    He and his sister were raised by their father, Shorty, a single parent, who mowed yards and probably collected welfare for a living. I grew up in a very small, rural town. It was in an agricultural area and once a retail hub where farmers and their families shopped. Then came WWII and it seemed like most people moved to Dallas to go to work. The town was dying, but it never seemed to take its last breath. So, most of the people I knew were on government assistance in one form or another.

  • Love is all we need

    Too many tragedies, too recently. So many innocent victims. There is panic, but there is also courage, and heroism, and kindness that come out in tragic times and events.

    Maybe more than ever, this is the time to come together because of our humanity, empathy, concern for our fellow man, and to reach out in love, prayer, and good will for all. It’s what we’re made of.

    Let’s choose to believe that good always, and eventually, wins out over all the negativity in the world.

    Today, and every day, be kind to others. Reach out with a kind word and a smile.

    Resolve whatever may keep us separated from each other, and let’s be the wonderful people we are created to be.

    Help someone less fortunate than you.

    Be there for those who can use support and encouragement.

    Are you interested in a ground roots movement for bringing in a little more light and a little more love to your community, and to your world?

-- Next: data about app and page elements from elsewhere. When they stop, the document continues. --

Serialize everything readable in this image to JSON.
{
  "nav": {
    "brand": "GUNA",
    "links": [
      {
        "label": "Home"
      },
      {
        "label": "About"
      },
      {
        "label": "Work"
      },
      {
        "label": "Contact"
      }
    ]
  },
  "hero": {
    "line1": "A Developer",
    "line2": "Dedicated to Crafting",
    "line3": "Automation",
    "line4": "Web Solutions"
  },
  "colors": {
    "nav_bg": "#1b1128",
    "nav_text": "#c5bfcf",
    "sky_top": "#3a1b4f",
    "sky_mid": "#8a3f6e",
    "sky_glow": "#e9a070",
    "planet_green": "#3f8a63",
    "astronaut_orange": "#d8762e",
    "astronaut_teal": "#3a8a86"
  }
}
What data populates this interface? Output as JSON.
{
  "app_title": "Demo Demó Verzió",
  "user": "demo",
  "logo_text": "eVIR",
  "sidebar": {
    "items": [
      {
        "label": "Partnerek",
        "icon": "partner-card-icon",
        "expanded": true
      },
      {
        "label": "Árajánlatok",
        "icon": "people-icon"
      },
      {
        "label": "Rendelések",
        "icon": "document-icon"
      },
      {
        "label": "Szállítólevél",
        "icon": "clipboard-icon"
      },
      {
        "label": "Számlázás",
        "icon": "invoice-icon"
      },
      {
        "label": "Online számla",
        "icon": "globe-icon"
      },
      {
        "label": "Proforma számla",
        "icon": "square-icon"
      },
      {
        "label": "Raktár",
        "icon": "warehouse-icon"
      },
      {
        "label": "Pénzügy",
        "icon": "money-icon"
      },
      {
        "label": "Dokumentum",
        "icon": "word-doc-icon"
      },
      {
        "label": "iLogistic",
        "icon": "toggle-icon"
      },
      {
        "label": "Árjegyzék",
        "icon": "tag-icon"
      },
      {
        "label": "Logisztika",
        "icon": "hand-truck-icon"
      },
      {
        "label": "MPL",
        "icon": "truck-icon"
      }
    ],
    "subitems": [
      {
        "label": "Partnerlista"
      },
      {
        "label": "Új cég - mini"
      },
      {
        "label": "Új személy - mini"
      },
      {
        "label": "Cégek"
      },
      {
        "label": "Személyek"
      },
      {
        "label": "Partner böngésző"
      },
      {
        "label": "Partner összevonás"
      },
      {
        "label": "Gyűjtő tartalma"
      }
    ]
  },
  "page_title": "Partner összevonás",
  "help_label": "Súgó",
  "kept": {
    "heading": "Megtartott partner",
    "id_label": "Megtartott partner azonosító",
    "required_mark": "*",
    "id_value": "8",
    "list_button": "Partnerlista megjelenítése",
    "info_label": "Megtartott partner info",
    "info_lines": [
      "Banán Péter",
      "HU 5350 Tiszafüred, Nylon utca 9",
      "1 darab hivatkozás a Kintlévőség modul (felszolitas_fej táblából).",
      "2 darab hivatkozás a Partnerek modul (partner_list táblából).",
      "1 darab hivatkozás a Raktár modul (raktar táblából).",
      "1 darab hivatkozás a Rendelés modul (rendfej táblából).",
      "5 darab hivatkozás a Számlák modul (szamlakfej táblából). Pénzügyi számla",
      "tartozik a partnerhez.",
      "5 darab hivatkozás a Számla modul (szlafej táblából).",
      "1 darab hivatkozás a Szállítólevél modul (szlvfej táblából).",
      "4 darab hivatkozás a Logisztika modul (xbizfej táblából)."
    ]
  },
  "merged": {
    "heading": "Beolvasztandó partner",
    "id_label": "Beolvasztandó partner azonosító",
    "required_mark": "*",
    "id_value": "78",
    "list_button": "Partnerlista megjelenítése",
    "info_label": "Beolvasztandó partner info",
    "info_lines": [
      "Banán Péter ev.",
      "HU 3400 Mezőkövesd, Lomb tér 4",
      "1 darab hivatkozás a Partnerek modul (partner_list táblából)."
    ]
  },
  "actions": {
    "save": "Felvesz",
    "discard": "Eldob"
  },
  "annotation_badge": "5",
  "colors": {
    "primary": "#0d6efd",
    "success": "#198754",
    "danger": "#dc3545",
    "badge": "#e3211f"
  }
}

    Call or email me with your ideas, suggestions, or support for a meeting of minds.